You can’t possibly expect me to ignore the fact that this week contained the one day each year Americans actually come together in agreement, and remarkably it’s in the name of gratitude. That’s followed immediately by the day we’d physically assault another person to get the last $24.99 microwave oven at 5 a.m., while someone else films us on a smartphone purchased at last year’s dawn melee. Our burst of gratitude is now shorter than an Indiana fall.
It all begs a series of questions about gratitude. Namely, how do we know whether we’re grateful? Does gratitude actually affect our own financial stability? And what’s the impact of dismissing the importance of gratitude altogether?
We should likely spend a bit of time on to whom or what we’re expressing our gratitude. Of course, expressing your gratitude to those around you can keep you grounded and deliver a healthy punch of goodwill. And some people focus their attention on expressing gratitude to their god, be it a classic deity, or a somewhat understandably false-yet-delicious idol like a breaded tenderloin.
Personally, I’m not so concerned about where you direct your gratitude, but I’m very interested in the utility of the feeling of gratitude itself.
Allow me to introduce you to the law of diminishing marginal utility. Marginal utility is the amount of satisfaction you receive from buying or consuming an additional unit of a good or service.
For instance, the first bite of turkey you have on Thanksgiving is very satisfying and delivers you a base level of marginal utility. As it turns out, the 200th bite of turkey is not very satisfying in relation to the first. It has lower marginal utility. At some point in your mastication, more poultry led to increasingly paltry marginal utility.
I’m suggesting that people can hold gratitude in high regard yet have so many material possessions that they continue to acquire more to reach a level of satisfaction that never really satiates their consumer hunger. In other words, you can go broke trying to feel better about what you have. You can’t possibly load your cart up with enough stuff to fill an unfillable void.
If what I’m explaining has an ounce of validity to it, there must be some sort of practical step to reset a gratitude meter that’s on a self-inflicted fritz. You’re in luck; I do have a solution.

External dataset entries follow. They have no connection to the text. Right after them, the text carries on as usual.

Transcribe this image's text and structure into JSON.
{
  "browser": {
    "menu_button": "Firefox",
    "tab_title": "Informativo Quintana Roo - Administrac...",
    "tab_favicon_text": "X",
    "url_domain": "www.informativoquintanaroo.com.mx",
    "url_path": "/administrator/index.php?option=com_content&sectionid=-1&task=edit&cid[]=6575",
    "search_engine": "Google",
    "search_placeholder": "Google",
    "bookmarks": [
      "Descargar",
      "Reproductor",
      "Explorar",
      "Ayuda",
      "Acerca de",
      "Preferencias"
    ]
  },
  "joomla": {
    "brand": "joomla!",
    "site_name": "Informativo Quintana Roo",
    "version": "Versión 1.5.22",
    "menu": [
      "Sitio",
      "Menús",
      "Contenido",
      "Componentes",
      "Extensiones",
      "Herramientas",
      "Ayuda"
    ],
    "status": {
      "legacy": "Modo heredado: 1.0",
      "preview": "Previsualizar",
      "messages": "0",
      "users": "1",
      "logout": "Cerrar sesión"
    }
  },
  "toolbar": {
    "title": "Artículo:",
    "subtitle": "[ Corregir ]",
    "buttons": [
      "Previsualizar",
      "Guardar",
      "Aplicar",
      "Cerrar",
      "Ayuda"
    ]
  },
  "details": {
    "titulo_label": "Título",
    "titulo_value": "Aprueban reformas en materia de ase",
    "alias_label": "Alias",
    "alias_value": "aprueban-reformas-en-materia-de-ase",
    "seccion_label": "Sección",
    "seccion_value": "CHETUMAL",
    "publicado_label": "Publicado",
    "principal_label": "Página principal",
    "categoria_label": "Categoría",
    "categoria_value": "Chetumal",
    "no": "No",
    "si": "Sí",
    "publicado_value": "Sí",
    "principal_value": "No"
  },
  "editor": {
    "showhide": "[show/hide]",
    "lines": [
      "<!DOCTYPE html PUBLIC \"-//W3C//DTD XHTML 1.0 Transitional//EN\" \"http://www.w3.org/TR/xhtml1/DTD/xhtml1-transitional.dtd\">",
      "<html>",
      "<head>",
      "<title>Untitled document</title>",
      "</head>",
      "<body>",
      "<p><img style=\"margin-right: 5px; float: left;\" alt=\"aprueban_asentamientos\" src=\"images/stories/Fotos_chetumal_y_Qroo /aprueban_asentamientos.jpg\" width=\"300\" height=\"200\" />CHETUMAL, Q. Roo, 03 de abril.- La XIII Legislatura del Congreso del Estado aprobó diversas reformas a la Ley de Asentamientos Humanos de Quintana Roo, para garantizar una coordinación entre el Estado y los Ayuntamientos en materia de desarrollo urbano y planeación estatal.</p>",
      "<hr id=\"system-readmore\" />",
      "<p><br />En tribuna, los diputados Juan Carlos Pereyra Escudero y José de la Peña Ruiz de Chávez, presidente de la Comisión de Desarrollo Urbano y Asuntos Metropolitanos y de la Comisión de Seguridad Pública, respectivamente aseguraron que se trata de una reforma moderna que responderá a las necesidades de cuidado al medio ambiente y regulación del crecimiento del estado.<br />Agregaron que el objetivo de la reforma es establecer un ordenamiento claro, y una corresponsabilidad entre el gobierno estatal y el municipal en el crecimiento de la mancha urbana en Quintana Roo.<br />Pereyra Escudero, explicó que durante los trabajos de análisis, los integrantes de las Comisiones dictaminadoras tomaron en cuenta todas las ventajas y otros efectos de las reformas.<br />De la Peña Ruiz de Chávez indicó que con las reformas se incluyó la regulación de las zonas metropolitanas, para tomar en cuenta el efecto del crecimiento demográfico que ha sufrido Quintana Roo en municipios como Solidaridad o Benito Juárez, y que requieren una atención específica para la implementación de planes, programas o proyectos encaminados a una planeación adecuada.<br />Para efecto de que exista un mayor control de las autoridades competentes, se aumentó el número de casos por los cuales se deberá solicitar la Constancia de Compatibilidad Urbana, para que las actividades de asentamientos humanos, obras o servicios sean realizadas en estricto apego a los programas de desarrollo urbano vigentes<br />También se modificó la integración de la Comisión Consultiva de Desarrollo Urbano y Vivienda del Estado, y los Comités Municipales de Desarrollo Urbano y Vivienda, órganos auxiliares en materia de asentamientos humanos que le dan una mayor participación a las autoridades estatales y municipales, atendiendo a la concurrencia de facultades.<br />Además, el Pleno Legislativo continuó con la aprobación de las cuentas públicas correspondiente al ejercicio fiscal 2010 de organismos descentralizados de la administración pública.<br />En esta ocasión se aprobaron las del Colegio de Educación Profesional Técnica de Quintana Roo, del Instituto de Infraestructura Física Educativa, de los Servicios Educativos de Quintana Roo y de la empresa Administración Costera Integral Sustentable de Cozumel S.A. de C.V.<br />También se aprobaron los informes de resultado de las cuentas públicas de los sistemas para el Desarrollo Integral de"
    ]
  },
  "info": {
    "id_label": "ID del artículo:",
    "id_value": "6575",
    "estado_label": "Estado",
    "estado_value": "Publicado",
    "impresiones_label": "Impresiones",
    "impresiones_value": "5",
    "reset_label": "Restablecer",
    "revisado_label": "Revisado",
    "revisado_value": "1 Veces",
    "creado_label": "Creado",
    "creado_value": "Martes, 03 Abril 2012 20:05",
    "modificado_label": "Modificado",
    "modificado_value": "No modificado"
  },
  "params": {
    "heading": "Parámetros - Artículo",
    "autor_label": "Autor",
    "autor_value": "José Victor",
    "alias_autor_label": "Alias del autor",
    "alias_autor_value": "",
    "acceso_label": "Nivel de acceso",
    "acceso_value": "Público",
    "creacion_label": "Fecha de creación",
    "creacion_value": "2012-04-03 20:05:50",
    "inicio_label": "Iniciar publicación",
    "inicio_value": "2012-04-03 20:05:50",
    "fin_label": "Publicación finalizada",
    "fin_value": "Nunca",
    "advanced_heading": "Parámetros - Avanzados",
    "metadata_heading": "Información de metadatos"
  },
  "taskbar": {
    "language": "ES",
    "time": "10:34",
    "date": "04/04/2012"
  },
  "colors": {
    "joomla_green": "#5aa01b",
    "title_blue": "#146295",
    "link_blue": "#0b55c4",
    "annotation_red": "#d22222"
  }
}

Give your money away.
I’m not kidding. Your relationship with gratitude will improve dramatically when you choose to provide stability for someone else. By the way, I don’t mean you should give your money to your family. I want you to give your money to the community where you live.
You will become grateful for your ability to provide for others. This is a bit of a slippery slope, though. It’s not terribly healthy to derive gratitude only by comparing what you have to others who have markedly less. Yes, taking a moment to acknowledge your abundance versus the scarcity of another can provide a hint of superficial perspective, but it won’t last.
Buying more stuff doesn’t do the trick, and saving every dime you make feels a bit hollow, too. But investing in your community provides a deep expression of gratitude that is as fulfilling as it is impactful.
I hope you have consumed this perspective before the misnamed faux-holiday Giving Tuesday, which should really be called Asking Tuesday. Not because I want you to open your email inbox and peruse the 100 or so mediocre asks, but because I want you to take time to put together a meaningful giving strategy. Giving $50 every time someone else who’s raising money asks you gets really old. Give with a purpose. It’s incredibly satisfying.
You need some ideas, don’t you? Maybe there’s a particular medical affliction that needs a cure as much as you need a giving focus. Or maybe you want to endow a scholarship for a particular type of student, such as one who might not have received the same opportunities as her peers. It’s also quite possible you want to be part of someone’s recovery from drugs, alcohol or the perils of domestic violence.
It’s not for me to say what gets you excited about giving away your money. That’s something only you can decide. Need some additional inspiration? Check out TwoRule.org. It’s an organization built around two simple principles: Live gratefully and give generously.
I can promise you one thing: Giving away significant amounts of money will reset your relationship with gratitude in a way Black Friday, Small Business Saturday, Ship Me Stuff Sunday, Cyber Monday and even Giving Tuesday can’t.•
Dunn is CEO of Your Money Line powered by Pete the Planner, an employee-benefit organization focused on solving employees’ financial challenges. Email your financial questions to email@example.com.